Which lobby will prevail? Only time will tell. Which group will survive this battle of giant interests? A few months wait will bring us answers. But one thing is for sure: this battle will be bloody and bruising, not because the groups in Pakistan have so much fire in their bellies but because the global stakes of what happens in Pakistan are very high.

We need to remember that in the 18th and 19th centuries the British fought 30 wars to keep their sea route from Africa to India safe. The First World War was a trade routes and colonies war. Since then wars are conducted through proxies and agents. In modern times, the US has interfered in almost 80 elections around the world to secure its own interests.
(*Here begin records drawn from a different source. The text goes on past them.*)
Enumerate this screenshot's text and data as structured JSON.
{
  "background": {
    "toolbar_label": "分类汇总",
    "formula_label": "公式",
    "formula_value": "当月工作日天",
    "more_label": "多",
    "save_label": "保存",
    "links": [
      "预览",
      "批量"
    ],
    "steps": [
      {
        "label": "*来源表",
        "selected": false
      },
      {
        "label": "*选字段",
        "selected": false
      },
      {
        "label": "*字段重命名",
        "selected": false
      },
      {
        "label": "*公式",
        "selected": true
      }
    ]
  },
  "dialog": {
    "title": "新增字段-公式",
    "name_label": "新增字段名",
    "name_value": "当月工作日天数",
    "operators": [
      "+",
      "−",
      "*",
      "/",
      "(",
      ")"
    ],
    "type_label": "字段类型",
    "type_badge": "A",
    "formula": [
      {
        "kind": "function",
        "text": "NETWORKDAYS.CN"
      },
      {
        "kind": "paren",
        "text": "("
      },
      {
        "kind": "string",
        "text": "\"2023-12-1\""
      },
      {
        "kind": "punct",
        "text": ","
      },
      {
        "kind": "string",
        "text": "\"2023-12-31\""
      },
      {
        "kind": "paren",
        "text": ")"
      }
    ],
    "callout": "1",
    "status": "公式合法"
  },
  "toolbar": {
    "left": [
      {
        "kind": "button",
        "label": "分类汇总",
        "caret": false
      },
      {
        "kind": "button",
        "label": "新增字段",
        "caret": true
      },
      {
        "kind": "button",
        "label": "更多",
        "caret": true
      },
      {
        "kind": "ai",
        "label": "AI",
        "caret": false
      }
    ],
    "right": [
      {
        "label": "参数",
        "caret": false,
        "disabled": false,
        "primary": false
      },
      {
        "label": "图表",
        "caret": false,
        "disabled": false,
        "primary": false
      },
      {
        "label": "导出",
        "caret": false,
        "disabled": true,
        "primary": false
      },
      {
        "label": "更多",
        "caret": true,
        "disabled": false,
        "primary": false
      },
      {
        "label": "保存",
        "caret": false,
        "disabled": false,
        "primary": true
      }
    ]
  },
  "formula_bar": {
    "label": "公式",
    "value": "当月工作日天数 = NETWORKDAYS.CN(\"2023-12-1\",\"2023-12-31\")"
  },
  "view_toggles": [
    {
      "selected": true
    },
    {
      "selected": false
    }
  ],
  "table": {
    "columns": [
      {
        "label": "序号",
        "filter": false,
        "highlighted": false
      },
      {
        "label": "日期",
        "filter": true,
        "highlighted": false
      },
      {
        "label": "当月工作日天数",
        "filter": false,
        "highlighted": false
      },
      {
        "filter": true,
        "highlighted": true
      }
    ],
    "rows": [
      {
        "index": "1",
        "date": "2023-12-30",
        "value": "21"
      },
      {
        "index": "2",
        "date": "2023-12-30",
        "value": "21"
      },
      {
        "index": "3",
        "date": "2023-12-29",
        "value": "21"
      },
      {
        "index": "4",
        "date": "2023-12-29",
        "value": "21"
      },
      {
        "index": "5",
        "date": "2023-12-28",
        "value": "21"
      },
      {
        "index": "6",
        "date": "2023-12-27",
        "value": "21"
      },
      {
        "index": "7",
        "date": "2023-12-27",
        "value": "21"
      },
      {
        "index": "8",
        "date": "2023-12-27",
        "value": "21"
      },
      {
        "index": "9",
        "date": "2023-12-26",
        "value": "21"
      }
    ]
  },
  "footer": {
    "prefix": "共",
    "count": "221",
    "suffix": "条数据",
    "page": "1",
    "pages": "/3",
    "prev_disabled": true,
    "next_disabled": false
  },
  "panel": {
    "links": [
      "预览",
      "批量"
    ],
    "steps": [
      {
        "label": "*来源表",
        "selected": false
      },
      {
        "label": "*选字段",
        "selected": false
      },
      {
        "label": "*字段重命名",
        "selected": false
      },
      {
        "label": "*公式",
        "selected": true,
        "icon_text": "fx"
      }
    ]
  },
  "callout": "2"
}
Washington has fought two dozen wars (on other soils) and has caused displacement of millions from their homes to ensure that it retains its strategic advantages, which inevitably involve keeping oil supplies and markets safe.

Global interests will keep the times in Pakistan interesting. There will not be a moment of stability in this land because of its geography. With this in mind, see it from the Chinese point of view: they may conclude that the uproar in Pakistan is not about Panama: it is about China.

Email: syedtalathussain@gmail.com

Twitter: @TalatHussain12 The writer is former executive editor of The News and a senior journalist with Geo TV.

Syed Talat Hussain, "Interesting times," The News. 2016-10-24.
Keywords: Political science , Political issues , Political turmoil , Political crisis , Global agenda , Corruption , Democracy , Politics , Maulana Fazlur Rehman , Ayaz Lateef Palejo , Imran Khan , Pakistan , CPEC